__Interface dataset entries__:
[Start of Attachment]

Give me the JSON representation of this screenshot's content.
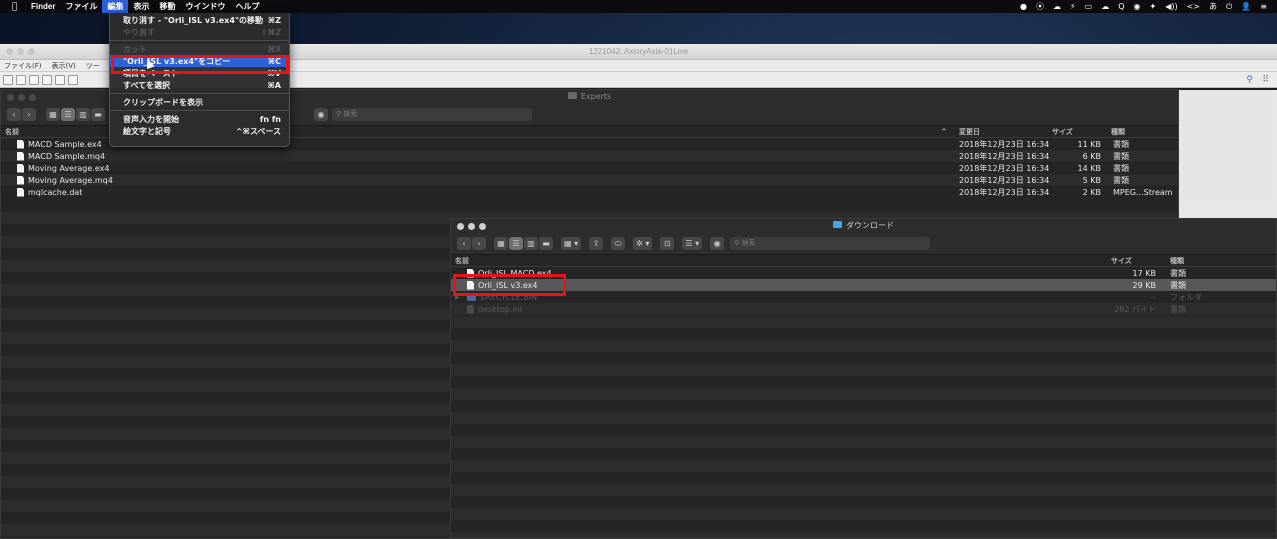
{
  "menubar": {
    "apple": "",
    "app": "Finder",
    "items": [
      "ファイル",
      "編集",
      "表示",
      "移動",
      "ウインドウ",
      "ヘルプ"
    ],
    "status_icons": [
      "●",
      "⦿",
      "☁",
      "⚡",
      "▭",
      "☁",
      "Q",
      "◉",
      "✦",
      "◀))",
      "<>",
      "あ",
      "⏻",
      "👤",
      "≡"
    ]
  },
  "mt4": {
    "title": "1221042: AxioryAsia-01Live",
    "menu": [
      "ファイル(F)",
      "表示(V)",
      "ツー"
    ]
  },
  "experts": {
    "title": "Experts",
    "search_placeholder": "検索",
    "columns": {
      "name": "名前",
      "date": "変更日",
      "size": "サイズ",
      "kind": "種類"
    },
    "files": [
      {
        "name": "MACD Sample.ex4",
        "date": "2018年12月23日 16:34",
        "size": "11 KB",
        "kind": "書類"
      },
      {
        "name": "MACD Sample.mq4",
        "date": "2018年12月23日 16:34",
        "size": "6 KB",
        "kind": "書類"
      },
      {
        "name": "Moving Average.ex4",
        "date": "2018年12月23日 16:34",
        "size": "14 KB",
        "kind": "書類"
      },
      {
        "name": "Moving Average.mq4",
        "date": "2018年12月23日 16:34",
        "size": "5 KB",
        "kind": "書類"
      },
      {
        "name": "mqlcache.dat",
        "date": "2018年12月23日 16:34",
        "size": "2 KB",
        "kind": "MPEG...Stream"
      }
    ]
  },
  "downloads": {
    "title": "ダウンロード",
    "search_placeholder": "検索",
    "columns": {
      "name": "名前",
      "size": "サイズ",
      "kind": "種類"
    },
    "files": [
      {
        "name": "Orli_ISL MACD.ex4",
        "size": "17 KB",
        "kind": "書類"
      },
      {
        "name": "Orli_ISL v3.ex4",
        "size": "29 KB",
        "kind": "書類"
      },
      {
        "name": "$RECYCLE.BIN",
        "size": "--",
        "kind": "フォルダ"
      },
      {
        "name": "desktop.ini",
        "size": "282 バイト",
        "kind": "書類"
      }
    ]
  },
  "edit_menu": {
    "undo": {
      "label": "取り消す - \"Orli_ISL v3.ex4\"の移動",
      "shortcut": "⌘Z"
    },
    "redo": {
      "label": "やり直す",
      "shortcut": "⇧⌘Z"
    },
    "cut": {
      "label": "カット",
      "shortcut": "⌘X"
    },
    "copy": {
      "label": "\"Orli_ISL v3.ex4\"をコピー",
      "shortcut": "⌘C"
    },
    "paste": {
      "label": "項目をペースト",
      "shortcut": "⌘V"
    },
    "select_all": {
      "label": "すべてを選択",
      "shortcut": "⌘A"
    },
    "show_clipboard": {
      "label": "クリップボードを表示",
      "shortcut": ""
    },
    "dictation": {
      "label": "音声入力を開始",
      "shortcut": "fn fn"
    },
    "emoji": {
      "label": "絵文字と記号",
      "shortcut": "^⌘スペース"
    }
  }
}
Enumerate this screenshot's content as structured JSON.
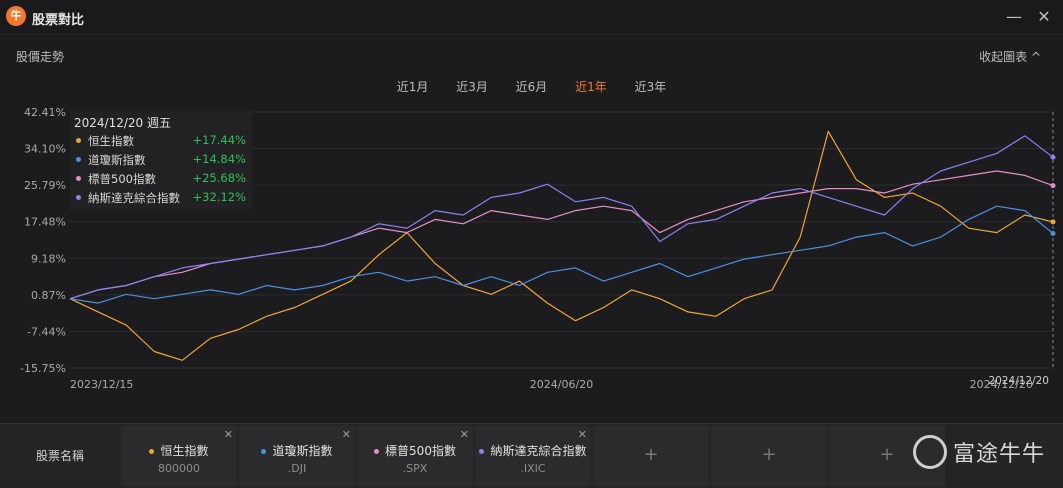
{
  "window": {
    "title": "股票對比",
    "logo_text": "牛",
    "minimize": "—",
    "close": "✕"
  },
  "header": {
    "section_title": "股價走勢",
    "collapse_label": "收起圖表 ^"
  },
  "periods": [
    {
      "label": "近1月",
      "active": false
    },
    {
      "label": "近3月",
      "active": false
    },
    {
      "label": "近6月",
      "active": false
    },
    {
      "label": "近1年",
      "active": true
    },
    {
      "label": "近3年",
      "active": false
    }
  ],
  "tooltip": {
    "date": "2024/12/20 週五",
    "rows": [
      {
        "name": "恒生指數",
        "value": "+17.44%",
        "color": "#f0a53a"
      },
      {
        "name": "道瓊斯指數",
        "value": "+14.84%",
        "color": "#4d8fe0"
      },
      {
        "name": "標普500指數",
        "value": "+25.68%",
        "color": "#e68fc7"
      },
      {
        "name": "納斯達克綜合指數",
        "value": "+32.12%",
        "color": "#8c82f0"
      }
    ]
  },
  "chart_data": {
    "type": "line",
    "x_ticks": [
      "2023/12/15",
      "2024/06/20",
      "2024/12/20"
    ],
    "y_ticks": [
      "42.41%",
      "34.10%",
      "25.79%",
      "17.48%",
      "9.18%",
      "0.87%",
      "-7.44%",
      "-15.75%"
    ],
    "ylim": [
      -15.75,
      42.41
    ],
    "crosshair_label": "2024/12/20",
    "series": [
      {
        "name": "恒生指數",
        "color": "#f0a53a",
        "values": [
          0,
          -3,
          -6,
          -12,
          -14,
          -9,
          -7,
          -4,
          -2,
          1,
          4,
          10,
          15,
          8,
          3,
          1,
          4,
          -1,
          -5,
          -2,
          2,
          0,
          -3,
          -4,
          0,
          2,
          14,
          38,
          27,
          23,
          24,
          21,
          16,
          15,
          19,
          17.44
        ]
      },
      {
        "name": "道瓊斯指數",
        "color": "#4d8fe0",
        "values": [
          0,
          -1,
          1,
          0,
          1,
          2,
          1,
          3,
          2,
          3,
          5,
          6,
          4,
          5,
          3,
          5,
          3,
          6,
          7,
          4,
          6,
          8,
          5,
          7,
          9,
          10,
          11,
          12,
          14,
          15,
          12,
          14,
          18,
          21,
          20,
          14.84
        ]
      },
      {
        "name": "標普500指數",
        "color": "#e68fc7",
        "values": [
          0,
          2,
          3,
          5,
          6,
          8,
          9,
          10,
          11,
          12,
          14,
          16,
          15,
          18,
          17,
          20,
          19,
          18,
          20,
          21,
          20,
          15,
          18,
          20,
          22,
          23,
          24,
          25,
          25,
          24,
          26,
          27,
          28,
          29,
          28,
          25.68
        ]
      },
      {
        "name": "納斯達克綜合指數",
        "color": "#8c82f0",
        "values": [
          0,
          2,
          3,
          5,
          7,
          8,
          9,
          10,
          11,
          12,
          14,
          17,
          16,
          20,
          19,
          23,
          24,
          26,
          22,
          23,
          21,
          13,
          17,
          18,
          21,
          24,
          25,
          23,
          21,
          19,
          25,
          29,
          31,
          33,
          37,
          32.12
        ]
      }
    ]
  },
  "bottom": {
    "label": "股票名稱",
    "slots": [
      {
        "name": "恒生指數",
        "code": "800000",
        "color": "#f0a53a"
      },
      {
        "name": "道瓊斯指數",
        "code": ".DJI",
        "color": "#4d8fe0"
      },
      {
        "name": "標普500指數",
        "code": ".SPX",
        "color": "#e68fc7"
      },
      {
        "name": "納斯達克綜合指數",
        "code": ".IXIC",
        "color": "#8c82f0"
      }
    ],
    "empty_plus": "+",
    "close_glyph": "✕"
  },
  "watermark": {
    "text": "富途牛牛"
  }
}
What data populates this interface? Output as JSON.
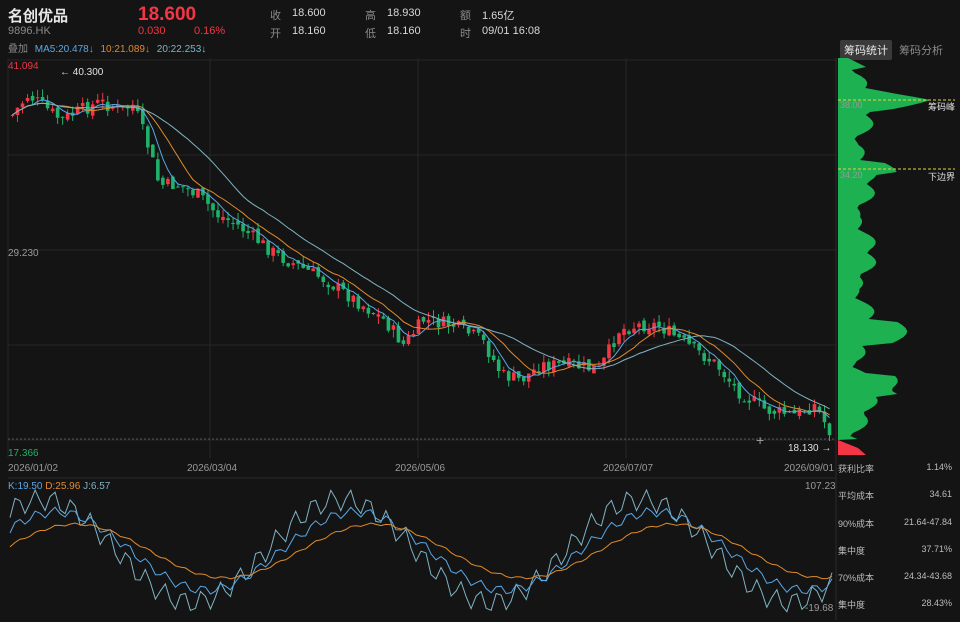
{
  "header": {
    "name": "名创优品",
    "code": "9896.HK",
    "price": "18.600",
    "change": "0.030",
    "change_pct": "0.16%",
    "quote": [
      {
        "label": "收",
        "value": "18.600"
      },
      {
        "label": "开",
        "value": "18.160"
      },
      {
        "label": "高",
        "value": "18.930"
      },
      {
        "label": "低",
        "value": "18.160"
      },
      {
        "label": "额",
        "value": "1.65亿"
      },
      {
        "label": "时",
        "value": "09/01 16:08"
      }
    ]
  },
  "ma": {
    "overlay": "叠加",
    "ma5": "MA5:20.478↓",
    "ma10": "10:21.089↓",
    "ma20": "20:22.253↓"
  },
  "tabs": {
    "active": "筹码统计",
    "other": "筹码分析"
  },
  "price_axis": {
    "top": "41.094",
    "mid": "29.230",
    "bottom": "17.366",
    "max_marker": "40.300",
    "min_marker": "18.130"
  },
  "dates": [
    "2026/01/02",
    "2026/03/04",
    "2026/05/06",
    "2026/07/07",
    "2026/09/01"
  ],
  "kdj": {
    "k": "K:19.50",
    "d": "D:25.96",
    "j": "J:6.57",
    "top": "107.23",
    "bottom": "-19.68"
  },
  "chips": {
    "peak_label": "筹码峰",
    "peak_value": "38.00",
    "lower_label": "下边界",
    "lower_value": "34.20"
  },
  "stats": [
    {
      "label": "获利比率",
      "value": "1.14%"
    },
    {
      "label": "平均成本",
      "value": "34.61"
    },
    {
      "label": "90%成本",
      "value": "21.64-47.84"
    },
    {
      "label": "集中度",
      "value": "37.71%"
    },
    {
      "label": "70%成本",
      "value": "24.34-43.68"
    },
    {
      "label": "集中度",
      "value": "28.43%"
    }
  ],
  "colors": {
    "up": "#f23645",
    "down": "#1fb26a",
    "ma5": "#5aa7e6",
    "ma10": "#e08a2c",
    "ma20": "#7fb3c4",
    "chip": "#1db954"
  }
}
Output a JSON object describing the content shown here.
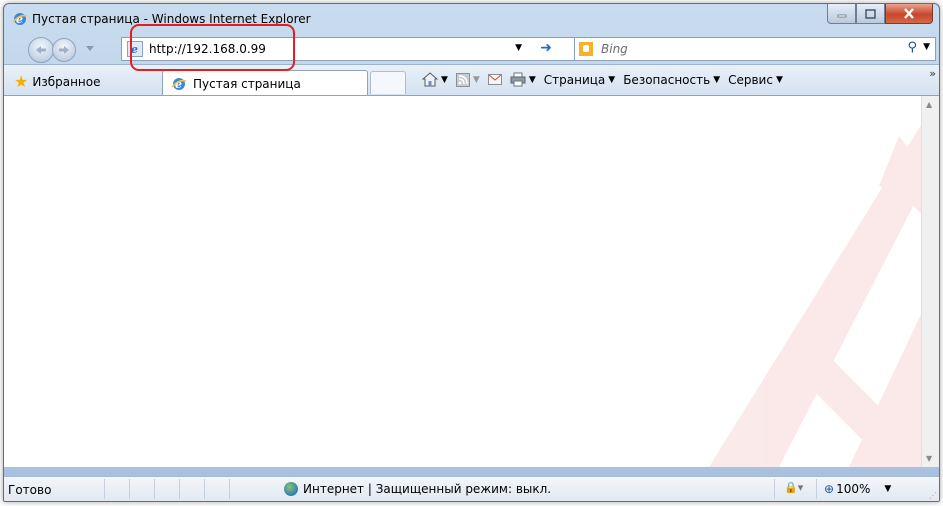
{
  "window": {
    "title": "Пустая страница - Windows Internet Explorer",
    "caption_buttons": [
      "minimize",
      "maximize",
      "close"
    ]
  },
  "navigation": {
    "address": "http://192.168.0.99",
    "search_placeholder": "Bing"
  },
  "favorites_bar": {
    "favorites_label": "Избранное",
    "tab_label": "Пустая страница"
  },
  "command_bar": {
    "page_label": "Страница",
    "security_label": "Безопасность",
    "tools_label": "Сервис"
  },
  "status_bar": {
    "status_text": "Готово",
    "zone_text": "Интернет | Защищенный режим: выкл.",
    "zoom_text": "100%"
  },
  "colors": {
    "highlight": "#e51f1f",
    "watermark": "#d71a1a",
    "frame": "#b7cde6"
  }
}
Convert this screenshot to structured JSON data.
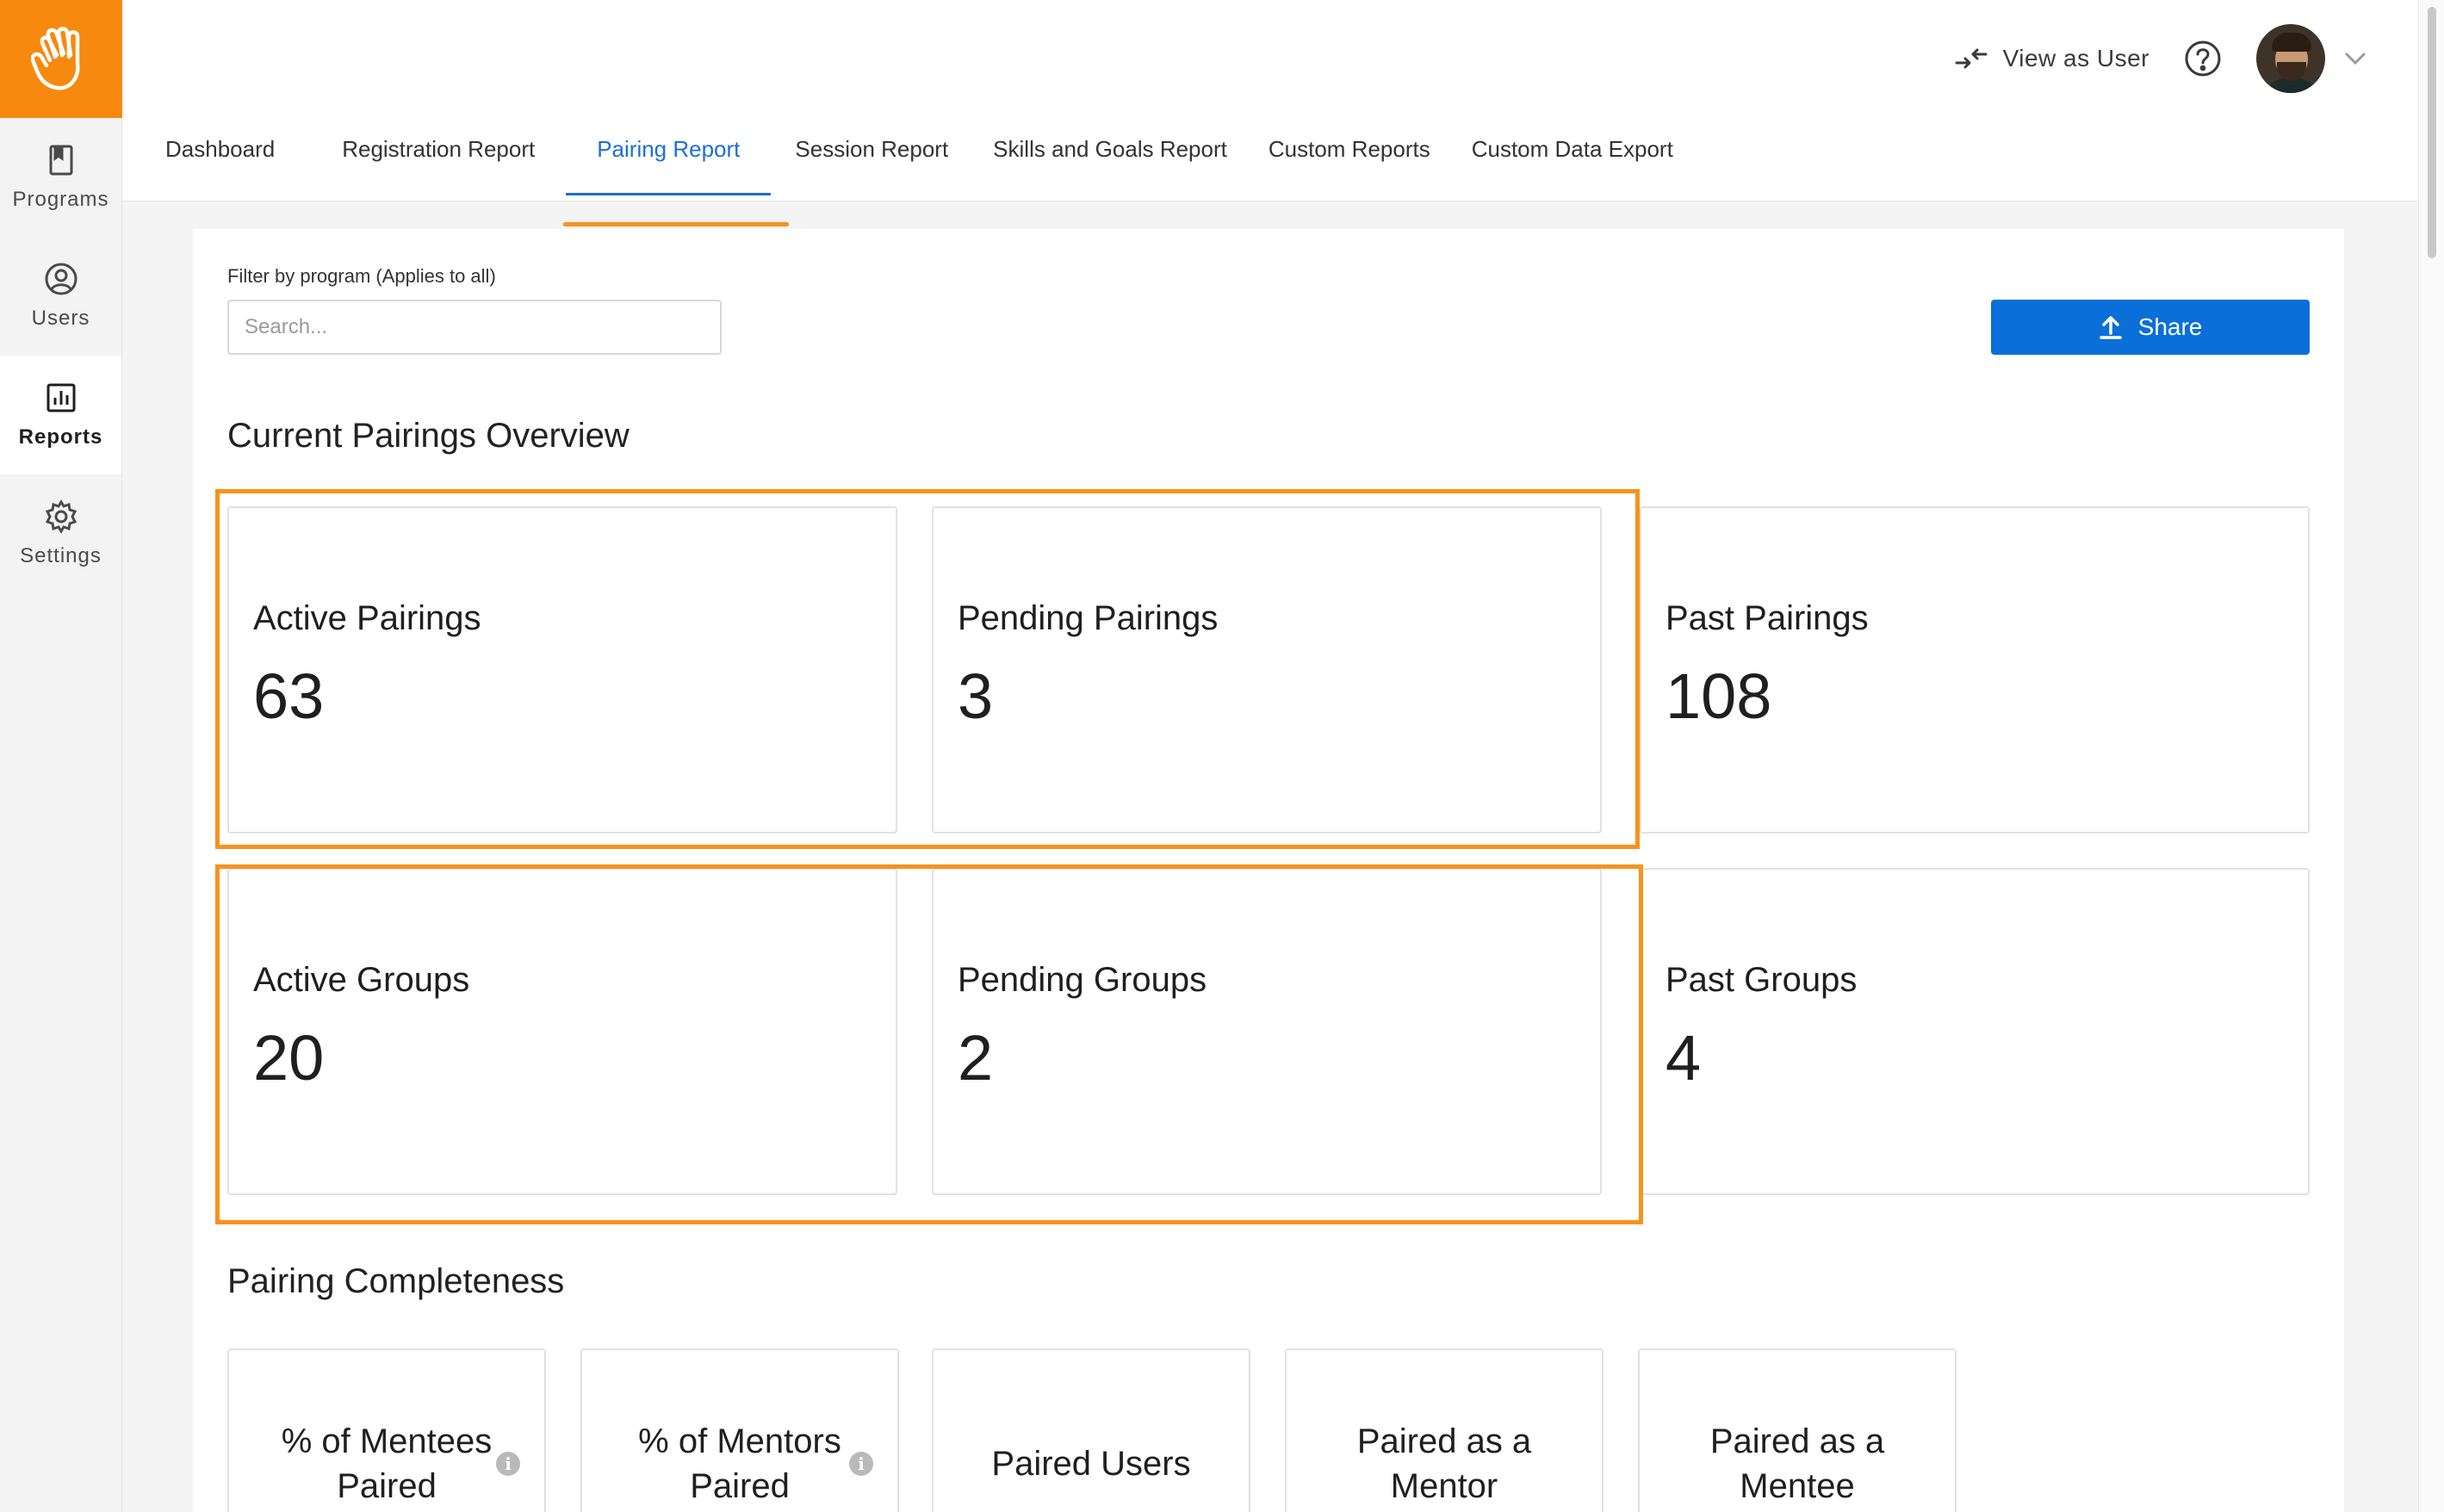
{
  "sidebar": {
    "items": [
      {
        "label": "Programs",
        "icon": "book-icon"
      },
      {
        "label": "Users",
        "icon": "user-circle-icon"
      },
      {
        "label": "Reports",
        "icon": "bar-chart-icon",
        "active": true
      },
      {
        "label": "Settings",
        "icon": "gear-icon"
      }
    ]
  },
  "header": {
    "view_as_user": "View as User",
    "tabs": [
      {
        "label": "Dashboard"
      },
      {
        "label": "Registration Report"
      },
      {
        "label": "Pairing Report",
        "active": true
      },
      {
        "label": "Session Report"
      },
      {
        "label": "Skills and Goals Report"
      },
      {
        "label": "Custom Reports"
      },
      {
        "label": "Custom Data Export"
      }
    ]
  },
  "filter": {
    "label": "Filter by program (Applies to all)",
    "placeholder": "Search...",
    "value": ""
  },
  "share_label": "Share",
  "overview": {
    "title": "Current Pairings Overview",
    "cards": [
      {
        "label": "Active Pairings",
        "value": "63"
      },
      {
        "label": "Pending Pairings",
        "value": "3"
      },
      {
        "label": "Past Pairings",
        "value": "108"
      },
      {
        "label": "Active Groups",
        "value": "20"
      },
      {
        "label": "Pending Groups",
        "value": "2"
      },
      {
        "label": "Past Groups",
        "value": "4"
      }
    ]
  },
  "completeness": {
    "title": "Pairing Completeness",
    "cards": [
      {
        "line1": "% of Mentees",
        "line2": "Paired",
        "info": true
      },
      {
        "line1": "% of Mentors",
        "line2": "Paired",
        "info": true
      },
      {
        "line1": "Paired Users",
        "line2": "",
        "info": false
      },
      {
        "line1": "Paired as a",
        "line2": "Mentor",
        "info": false
      },
      {
        "line1": "Paired as a",
        "line2": "Mentee",
        "info": false
      }
    ]
  },
  "colors": {
    "accent_orange": "#f7931e",
    "primary_blue": "#0a6fd8",
    "tab_active_blue": "#1b6fd6"
  }
}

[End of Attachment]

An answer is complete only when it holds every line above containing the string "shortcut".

__Solution to this task__:
      "shortcut": "⌘Z"
      "shortcut": "⇧⌘Z"
      "shortcut": "⌘X"
      "shortcut": "⌘C"
      "shortcut": "⌘V"
      "shortcut": "⌘A"
      "shortcut": ""
      "shortcut": "fn fn"
      "shortcut": "^⌘スペース"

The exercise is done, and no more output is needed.